Where does this leave EF-M? I don’t know, but watching over the last few years I’ve just never seen it as any more than Canon dipping their toes into the mirrorless market, and whilst the lenses were nice they were never going to be classics in 20 years time.
Update: The announcement of an EF-M 32/1.4 fast ‘standard’ prime certainly looks like a definite positive statement towards EF-M and the small camera market.
I believe that there is far too much read into some spurious ‘upgrade path’ from basic Rebel, through xxD and on to the dizzy heights of the 5 and 1 series.
If you buy a ‘Rebel’ level (xxxD here) Canon DSLR are you really going to hold on to some of those cheap EF-S lenses as you ‘move up’? I think not, and I suspects Canon’s business intelligence tells them that too, despite what the internet says.
I suspect I’ll move to mirrorless in a few years, just because of the features of a particular camera body – yes, I’ll use adapters for some of my lenses, but I’ll get RF lenses too – if they are better and what I need for the job ;-)
Beware the internet noise
Like many others I’m looking forward to Canon’s next step in their lens journey.
What I’ve written here are just my own opinions based on my own photography. Over the next few month expect an awful lot of froth and drivel over how Canon/Nikon/Sony have completely messed thing up – just don’t forget to go out and take some photos with what you’ve got ;-)
Other EOS R and RF info here
All the latest articles/reviews and photo news items appear on Keith's Photo blog
Keith explains tilt and shift lenses
Keith has written a book that looks at the many ways that tilt/shift lenses can benefit your photography from a technical and creative point of view.
There is also a specific index page on the site with links to all Keith's articles, reviews and videos about using tilt and shift.
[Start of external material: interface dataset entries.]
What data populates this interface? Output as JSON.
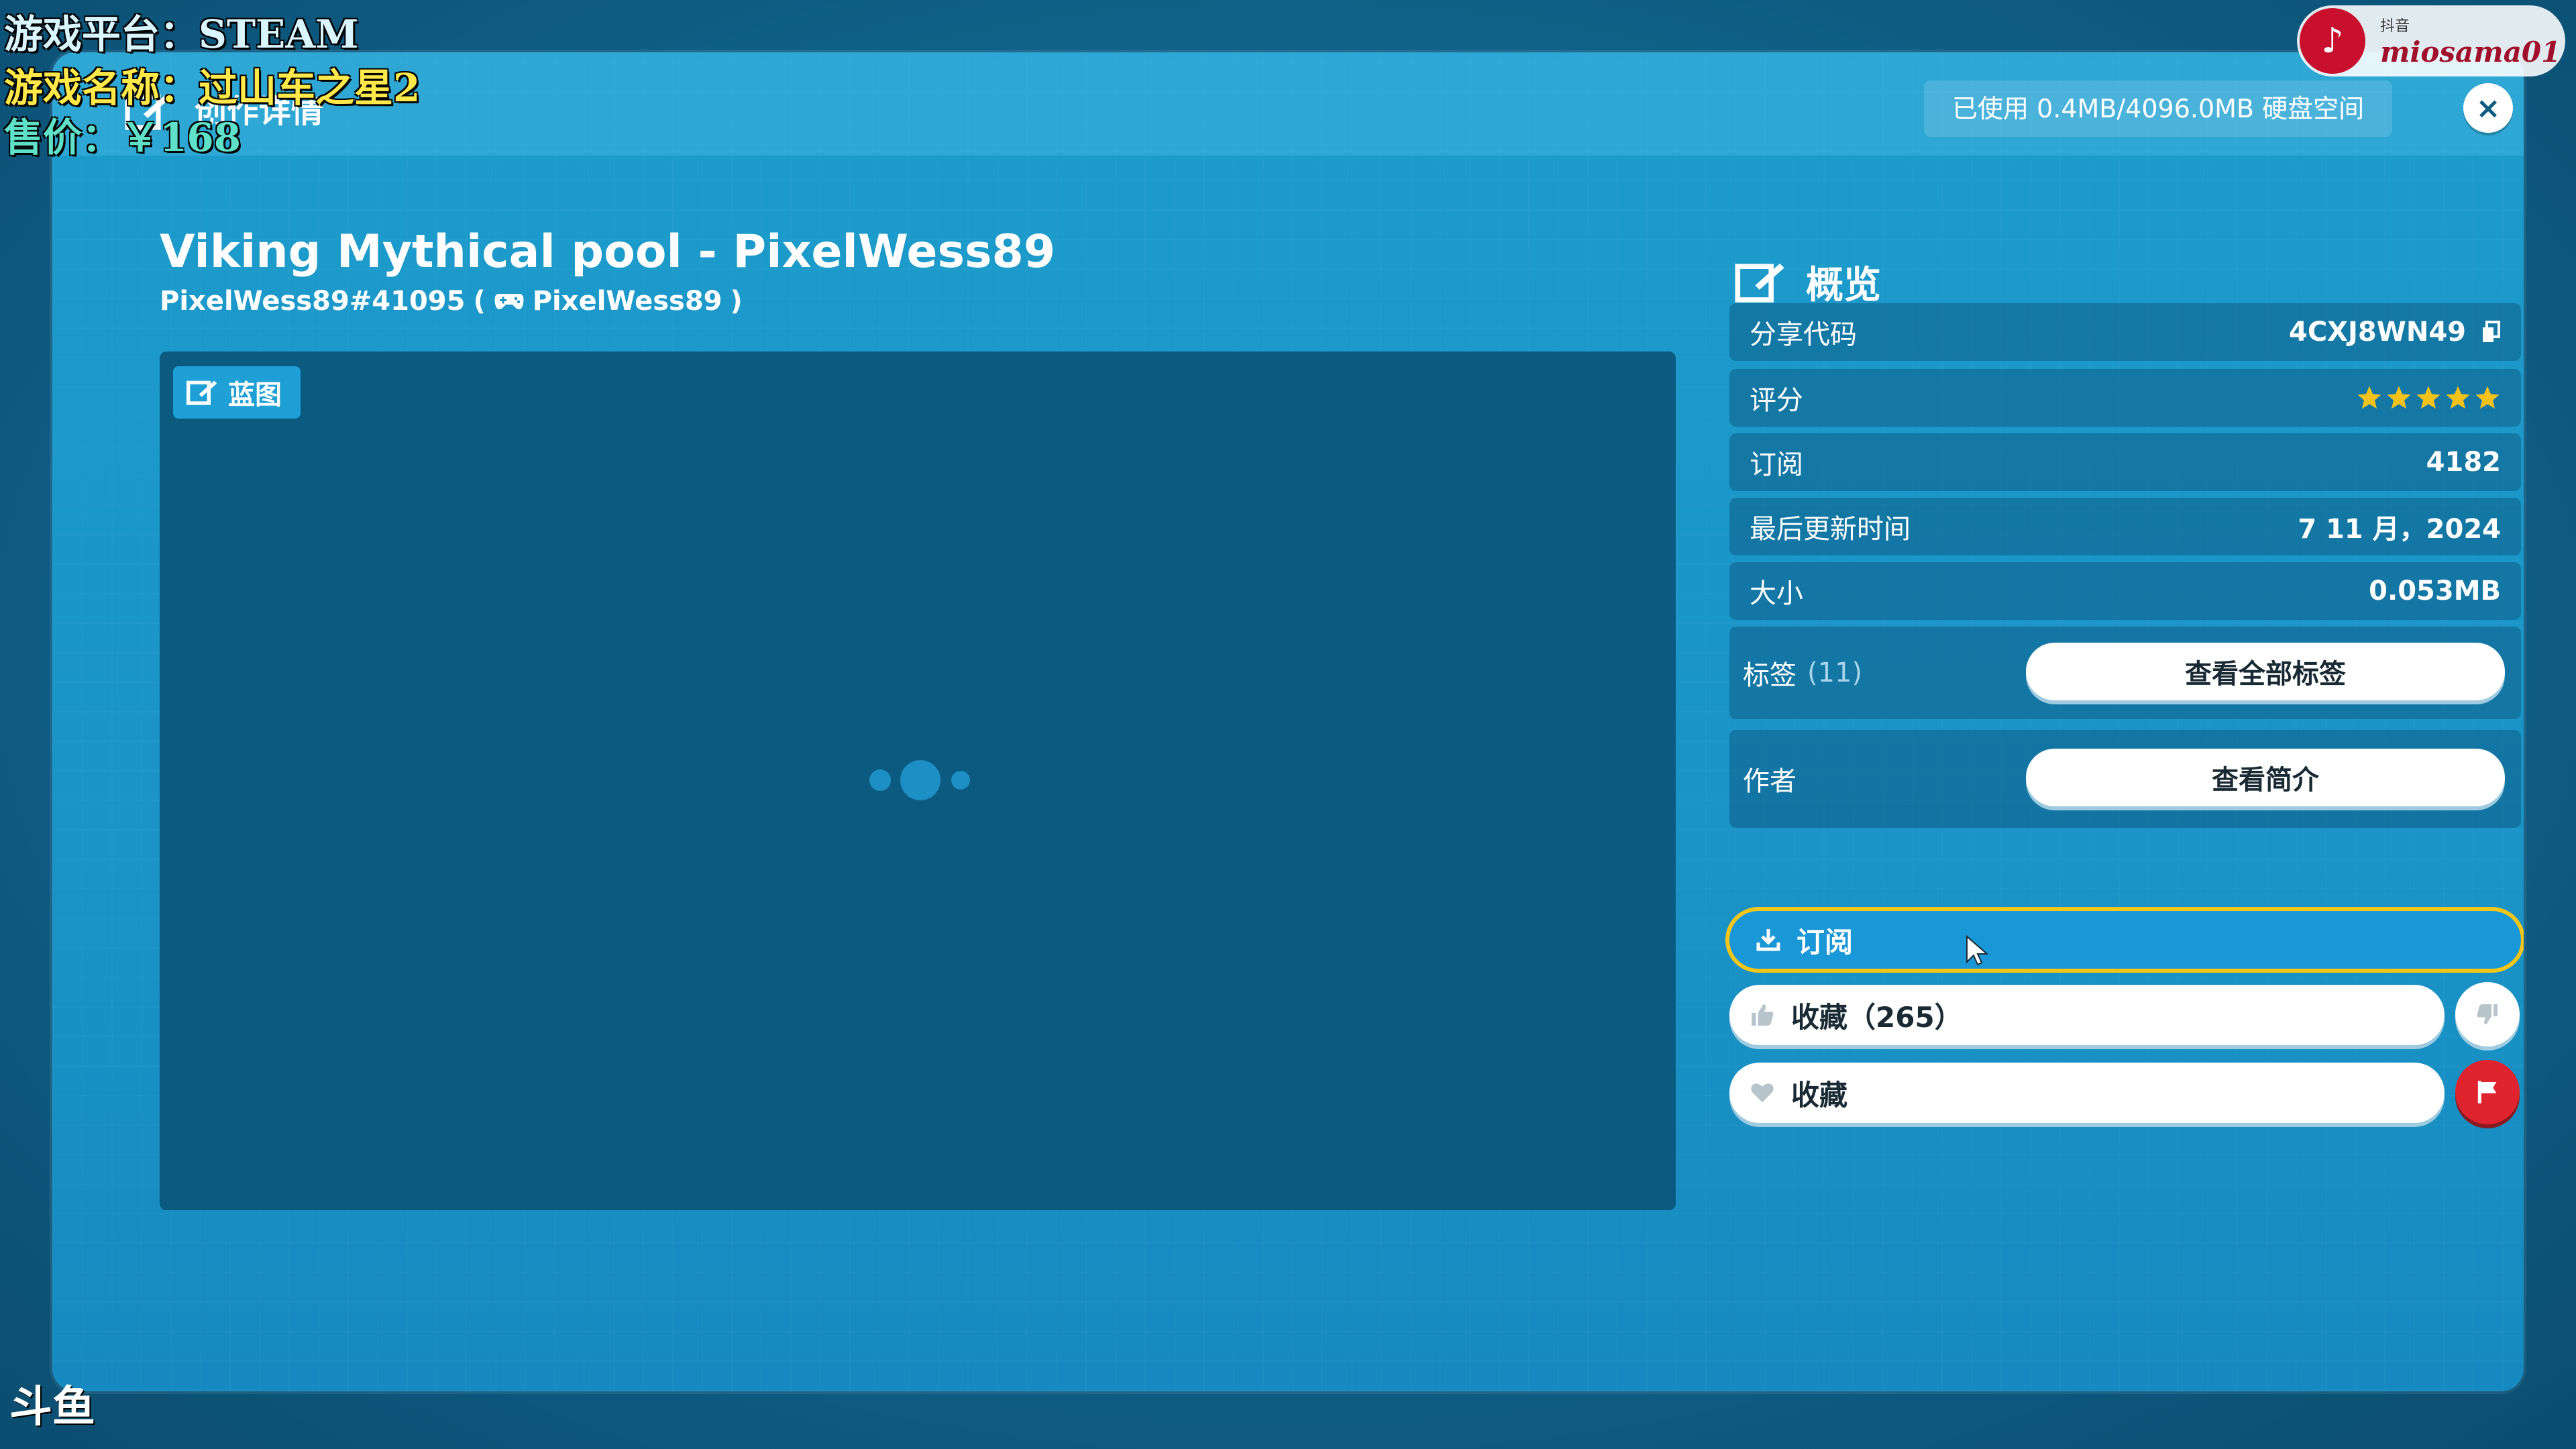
{
  "header": {
    "title": "创作详情",
    "disk_usage": "已使用 0.4MB/4096.0MB 硬盘空间",
    "close_label": "×"
  },
  "creation": {
    "title": "Viking Mythical pool - PixelWess89",
    "id": "PixelWess89#41095",
    "paren_open": "(",
    "platform_user": "PixelWess89",
    "paren_close": ")"
  },
  "preview": {
    "badge_label": "蓝图"
  },
  "overview": {
    "heading": "概览",
    "share_code_label": "分享代码",
    "share_code": "4CXJ8WN49",
    "rating_label": "评分",
    "rating_stars": 5,
    "subscriptions_label": "订阅",
    "subscriptions": "4182",
    "updated_label": "最后更新时间",
    "updated": "7 11 月，2024",
    "size_label": "大小",
    "size": "0.053MB",
    "tags_label": "标签",
    "tags_count": "(11)",
    "view_tags_button": "查看全部标签",
    "author_label": "作者",
    "view_profile_button": "查看简介"
  },
  "actions": {
    "subscribe": "订阅",
    "like": "收藏（265）",
    "favorite": "收藏"
  },
  "colors": {
    "accent_yellow": "#f4c51a",
    "report_red": "#e0242f",
    "star_gold": "#f5c21a"
  },
  "stream_overlay": {
    "platform": "游戏平台：STEAM",
    "game": "游戏名称：过山车之星2",
    "price": "售价：￥168",
    "douyin_label": "抖音",
    "douyin_handle": "miosama01",
    "douyu_logo": "斗鱼"
  }
}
We've a whole section of the site devoted to Digital Black and White photography and printing. It covers all of Keith's specialist articles and reviews. Other sections include Colour management and Keith's camera hacks - there are over 1200 articles/reviews here...
Articles below by Keith (Google's picks for matching this page)
We're an Amazon.com affiliate, so receive payment if you buy via Amazon US